Well, this week a slew of new questions came in about determining whether a tree is dead or not. So, here's a repeat of a piece I did around four years ago addressing that issue. Spoiler alert: My rule about 90% of the time has always been, "If It's Brown, Take it Down!"
I once asked a neighbor with several dead pine trees why he hadn't had them removed. He said he wanted to wait to see if they come back in the spring.
I've always tried to make "dead-tree analysis" simple. "If it's brown, take it down."
You don't always need a tree doctor to come out and tell you if a tree is dead. While there are a few exceptions to the rule, if a tree's leaves are 100 percent brown, or if a pine tree's needles are 100 percent rust-colored, the tree is dead, and it needs to come down soon.
There are three reasons why you shouldn't put off having dead trees removed. First, a dead tree could fall on its own or due to winds, so it is a safety threat to nearby houses, fences, garages, automobiles, etc. If an insurance company can prove you knew for some time that a tree was dead and didn't have it removed, they may not pay an insurance claim for damages.
Second, a dead tree falling among other healthy trees can damage those trees, ripping off branches and gashing trunks.
And third, it may actually cost more to have a dead tree cleared away later because removal becomes more intricate with decomposition. In a tree's early stages of death, it is solid enough for an expert to climb and remove it one section at a time. When it's rotting, no one can safely climb the trunk, so the removal process requires more equipment, more workers, and costs more money.
So, if it's brown, take it down ... immediately!!!
How do you know if a tree is struggling to stay alive? Many trees are starting to shed leaves for the fall, as they normally would. However, trees shedding yellowing leaves prematurely are likely having problems and could benefit from deep-root watering and feeding. I encourage you to do it on your own, but older trees need treatment by a professional. Be careful, though: price-gouging tree companies come out of the cracks this time of year.
Be sure you're getting a good deal from a certified tree company. The cost of tree removal depends on the size of the tree and its ease of accessibility. Call at least three companies for bids. Price-gougers will overcharge because they think you may be trapped. Uninsured companies will give you the cheapest bids because they don't have much overhead. However, "rational" bids will never be the cheapest or the most expensive. Affordable Tree Service at 713-699-2663, a company I have endorsed for years, is a good example.
Any tree company that bids your project should provide proof of liability coverage and workman's compensation insurance.
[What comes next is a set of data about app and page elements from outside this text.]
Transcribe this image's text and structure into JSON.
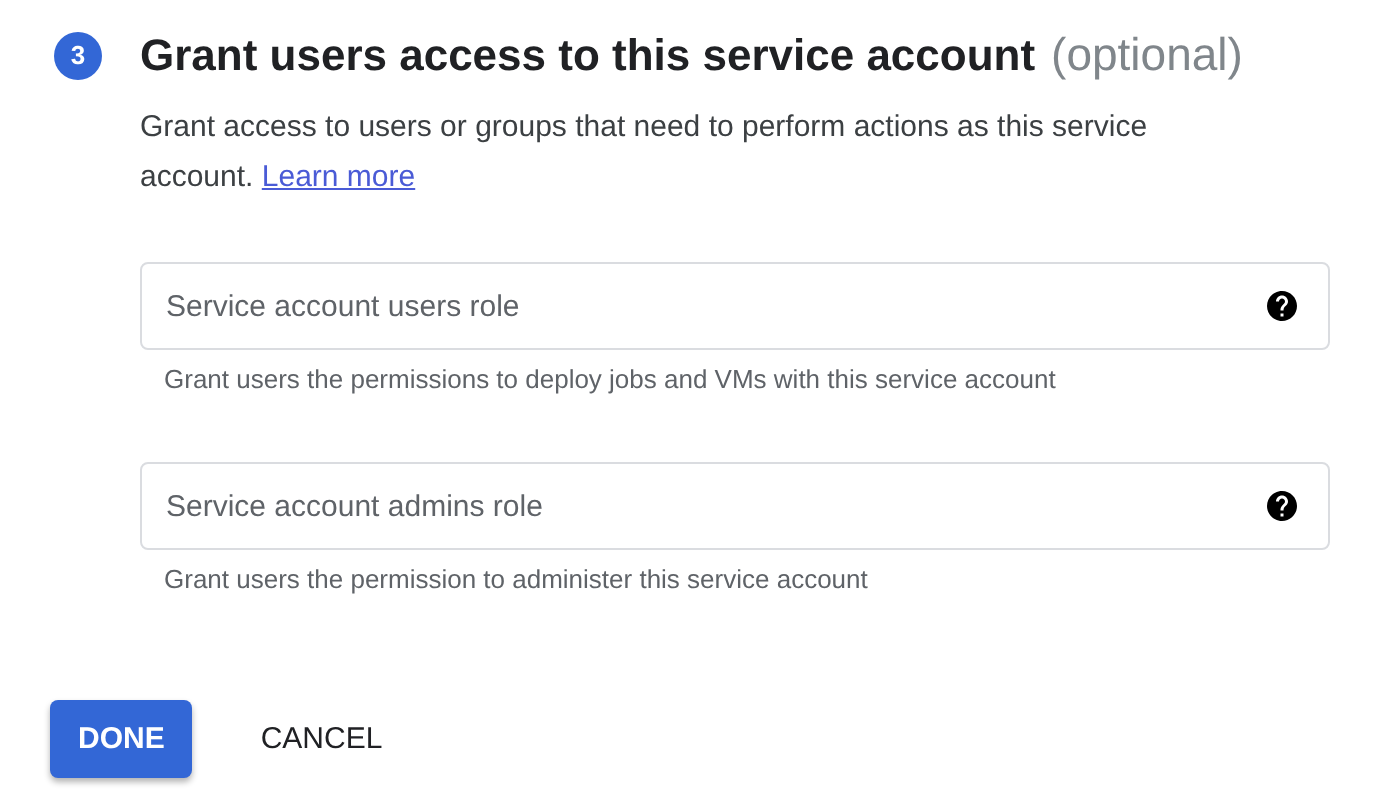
{
  "step": {
    "number": "3",
    "title": "Grant users access to this service account",
    "title_suffix": "(optional)",
    "description": "Grant access to users or groups that need to perform actions as this service account.",
    "link": "Learn more"
  },
  "fields": [
    {
      "placeholder": "Service account users role",
      "hint": "Grant users the permissions to deploy jobs and VMs with this service account"
    },
    {
      "placeholder": "Service account admins role",
      "hint": "Grant users the permission to administer this service account"
    }
  ],
  "buttons": [
    {
      "label": "DONE",
      "kind": "primary"
    },
    {
      "label": "CANCEL",
      "kind": "text"
    }
  ]
}
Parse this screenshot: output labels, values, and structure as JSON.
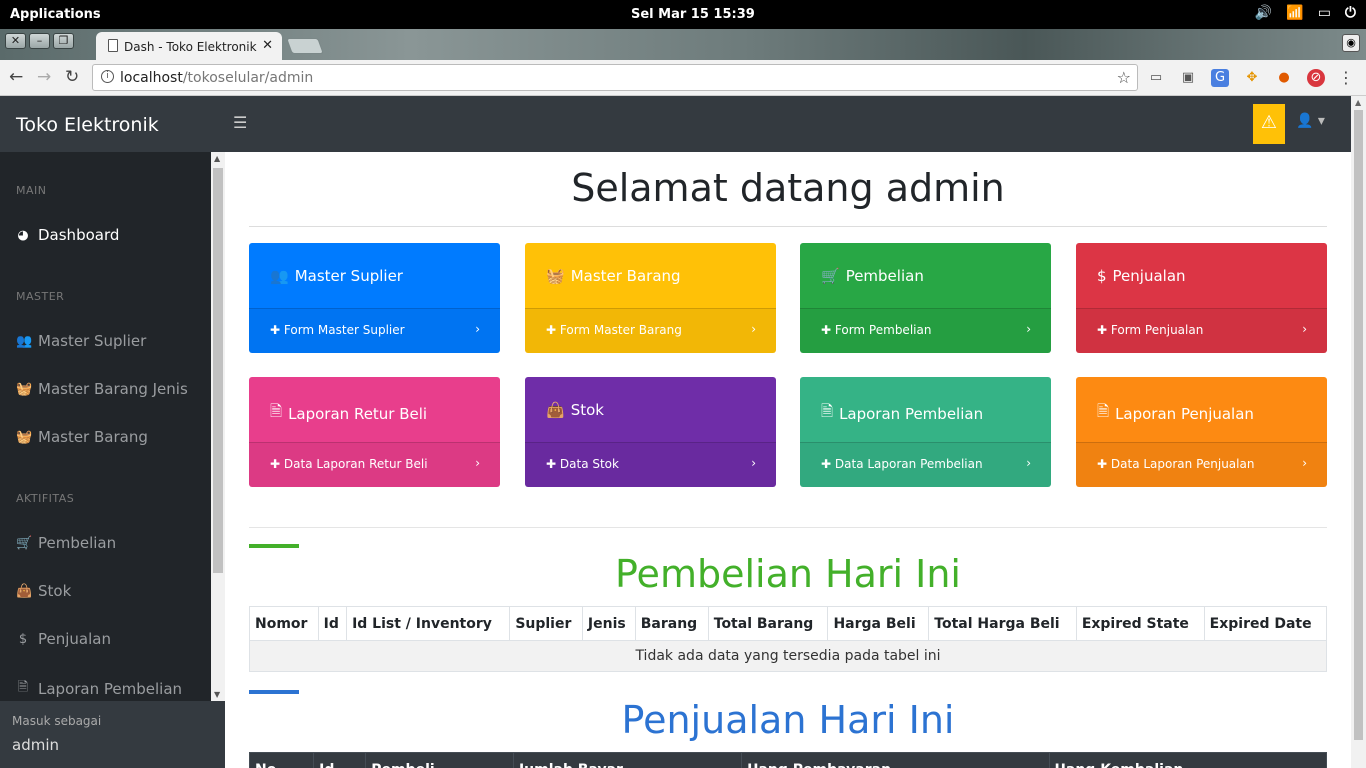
{
  "system": {
    "apps_label": "Applications",
    "clock": "Sel Mar 15    15:39"
  },
  "browser": {
    "tab_title": "Dash - Toko Elektronik",
    "url_host": "localhost",
    "url_path": "/tokoselular/admin"
  },
  "header": {
    "brand": "Toko Elektronik"
  },
  "sidebar": {
    "sections": [
      {
        "heading": "MAIN",
        "items": [
          {
            "label": "Dashboard",
            "icon": "dashboard-icon",
            "glyph": "◕"
          }
        ]
      },
      {
        "heading": "MASTER",
        "items": [
          {
            "label": "Master Suplier",
            "icon": "users-icon",
            "glyph": "👥"
          },
          {
            "label": "Master Barang Jenis",
            "icon": "basket-icon",
            "glyph": "🧺"
          },
          {
            "label": "Master Barang",
            "icon": "basket-icon",
            "glyph": "🧺"
          }
        ]
      },
      {
        "heading": "AKTIFITAS",
        "items": [
          {
            "label": "Pembelian",
            "icon": "cart-icon",
            "glyph": "🛒"
          },
          {
            "label": "Stok",
            "icon": "shopping-bag-icon",
            "glyph": "👜"
          },
          {
            "label": "Penjualan",
            "icon": "dollar-icon",
            "glyph": "$"
          },
          {
            "label": "Laporan Pembelian",
            "icon": "file-icon",
            "glyph": "🗎"
          }
        ]
      }
    ],
    "footer_label": "Masuk sebagai",
    "footer_user": "admin"
  },
  "main": {
    "welcome": "Selamat datang admin",
    "cards": [
      {
        "title": "Master Suplier",
        "link": "Form Master Suplier",
        "color": "#007bff",
        "icon": "users-icon",
        "glyph": "👥"
      },
      {
        "title": "Master Barang",
        "link": "Form Master Barang",
        "color": "#ffc107",
        "icon": "basket-icon",
        "glyph": "🧺"
      },
      {
        "title": "Pembelian",
        "link": "Form Pembelian",
        "color": "#28a745",
        "icon": "cart-icon",
        "glyph": "🛒"
      },
      {
        "title": "Penjualan",
        "link": "Form Penjualan",
        "color": "#dc3545",
        "icon": "dollar-icon",
        "glyph": "$"
      },
      {
        "title": "Laporan Retur Beli",
        "link": "Data Laporan Retur Beli",
        "color": "#e83e8c",
        "icon": "file-icon",
        "glyph": "🗎"
      },
      {
        "title": "Stok",
        "link": "Data Stok",
        "color": "#6f2da8",
        "icon": "shopping-bag-icon",
        "glyph": "👜"
      },
      {
        "title": "Laporan Pembelian",
        "link": "Data Laporan Pembelian",
        "color": "#35b386",
        "icon": "file-icon",
        "glyph": "🗎"
      },
      {
        "title": "Laporan Penjualan",
        "link": "Data Laporan Penjualan",
        "color": "#fd8a12",
        "icon": "file-icon",
        "glyph": "🗎"
      }
    ],
    "pembelian": {
      "title": "Pembelian Hari Ini",
      "color": "#43b02a",
      "columns": [
        "Nomor",
        "Id",
        "Id List / Inventory",
        "Suplier",
        "Jenis",
        "Barang",
        "Total Barang",
        "Harga Beli",
        "Total Harga Beli",
        "Expired State",
        "Expired Date"
      ],
      "empty_text": "Tidak ada data yang tersedia pada tabel ini"
    },
    "penjualan": {
      "title": "Penjualan Hari Ini",
      "color": "#2c73d2",
      "columns": [
        "No",
        "Id",
        "Pembeli",
        "Jumlah Bayar",
        "Uang Pembayaran",
        "Uang Kembalian"
      ]
    }
  }
}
If they can't or won't, don't hire them. If something bad happens due to a fallen tree, it'll all be on you and your insurance. Don't let Murphy's Law take part in your removal.